    A plague on both your houses!

  13. So there didn’t need to be anything to create the universe. It started from nothing. And it would start from nothing, because of the Law of Gravity.

    But if there is originally nothing, how can there have been a Law of Gravity? Why wasn’t there a Law of No-Gravity? Why wasn’t there a, “Nothing, And Not Even Any Bloody Laws”? That would make more sense to me.

  14. A healthy number of scientists on the Manhattan Project had serious doubts about what they were doing…but at the same time we knew that Hitler was working on the same weapon. Even Einstein had his regrets. The use of those weapons ultimately was the decision of President Truman, not he scientists.

    But what the hey…(wv) “fuguit”

  15. I expect I would have done the same as them, given the circumstances. But I wouldn’t have wanted people to make excuses for my actions and then applied the same excuses to themselves in order to avoid their own guilt.

    Or have I missed the bit at the end of the 10 commandments where it says, “except scientists when carrying out pure research?”

    And don’t forget, the pope who ordered the crusades did so because he was scared the Muslims, who had already conquered much of Christendom, including the whole of North Africa and Spain, would invade Western Europe. Yet Dicky Dorkins and his gang aren’t as willing to forgive that pope’s fear as they are the scientists on the Manhattan Project.

    What gives, I wonder?

  16. I think you might mean Truman in that analogy – the Pope ordered the crusades and Truman ordered the bombing of Hiroshima and Nagasaki. The scientists worked on various parts of the process – fusion for example vs. using fusion in a bomb vs. developing a trigger mechanism.
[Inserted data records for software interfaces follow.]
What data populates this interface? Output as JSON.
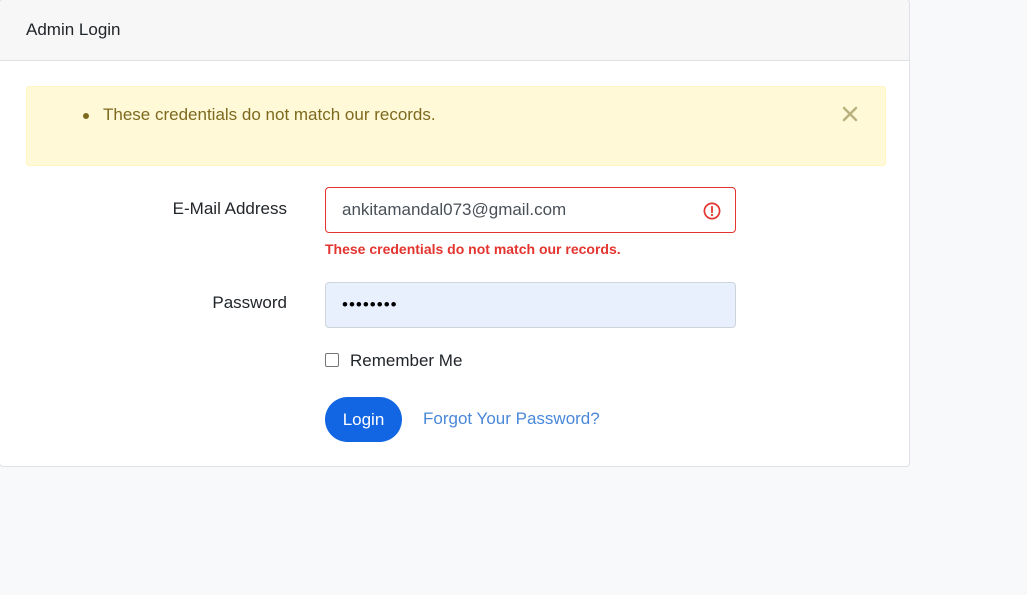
{
  "card": {
    "title": "Admin Login"
  },
  "alert": {
    "messages": [
      "These credentials do not match our records."
    ],
    "close_icon": "close-icon"
  },
  "form": {
    "email_label": "E-Mail Address",
    "email_value": "ankitamandal073@gmail.com",
    "email_error": "These credentials do not match our records.",
    "error_icon": "exclamation-circle-icon",
    "password_label": "Password",
    "password_value": "••••••••",
    "remember_label": "Remember Me",
    "login_label": "Login",
    "forgot_label": "Forgot Your Password?"
  },
  "colors": {
    "primary": "#1266e3",
    "danger": "#e3342f",
    "alert_bg": "#fff9d8",
    "alert_text": "#7d6a1e",
    "link": "#4a88d9"
  }
}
    In The Sea Inside – when Javier Barden’s character loses his appeals his friends all participate in helping him commit suicide – each one performs a task that is a part of the “assisted suicide” but cannot be prosecuted. This was how they cirumvented the law. One could argue that they were all guilty, however.

    Yet in the case of development of nuclear weaponry – all the individuals were working on behalf of the state vs. against the state – so if we want to say they are all guilty of violating “god’s law” I would argue that the society itself holds its own share of the responsibility – that can be expanded to include western society as the U.S., Germany, & Russia all were battling to perfect this use of a scientific discover – namely fusion (or is it fission?) Not long behind were other countries all struggling to get their own.

    By the way, I’ve always wondered why we are so horrified at H & N when a far larger number of people were killed in the firebombing of Dresden for example. Yet we tend to forget the other horrors commited by so called civilized nations.

  17. a far larger number of people were killed in the firebombing of Dresden

    Er, no. Nowhere near. Check it out.
    But we are far more guilt ridden in the UK about Dresden than we are about H and N (which we blame you lot for, whilst reaping the rewards of your action).

    The rest of your comment I agree with. We are all responsible – INCLUDING scientists.

  18. OK, I stand corrected – however, earlier version placed the estimated death toll in Dresden at 250,000 – the numbers I recall reading were 100,000. Apparently they have now dropped the Dresden number down to ONLY 25,000 civilian dead.

    Of course, Hamburg – 50,000
    Pfozheim – 18,000
    Tokyo – 90,000
    etc. etc. etc.

    My point being that the planners who creating incendiary bombing and the scientists involved and the civilian governments involved are guilty of the same “crime” if you will as those who developed the atomic weapons.

    And yes I agree – scientists should not be exempt from any responsibility but should also not be singled out – they are a part of the whole modern “machine” that seems hell bent on death and destruction.

    I keep waiting for people to wake up and realize that consumer capitalism only works when the whole world has ripped itself apart and destroyed everything in a massive war. Of course, I also live in fear of that realization – because it will only further justify in some warped mind the need for perpetual destruction in order to make more money. (see Iraq et al)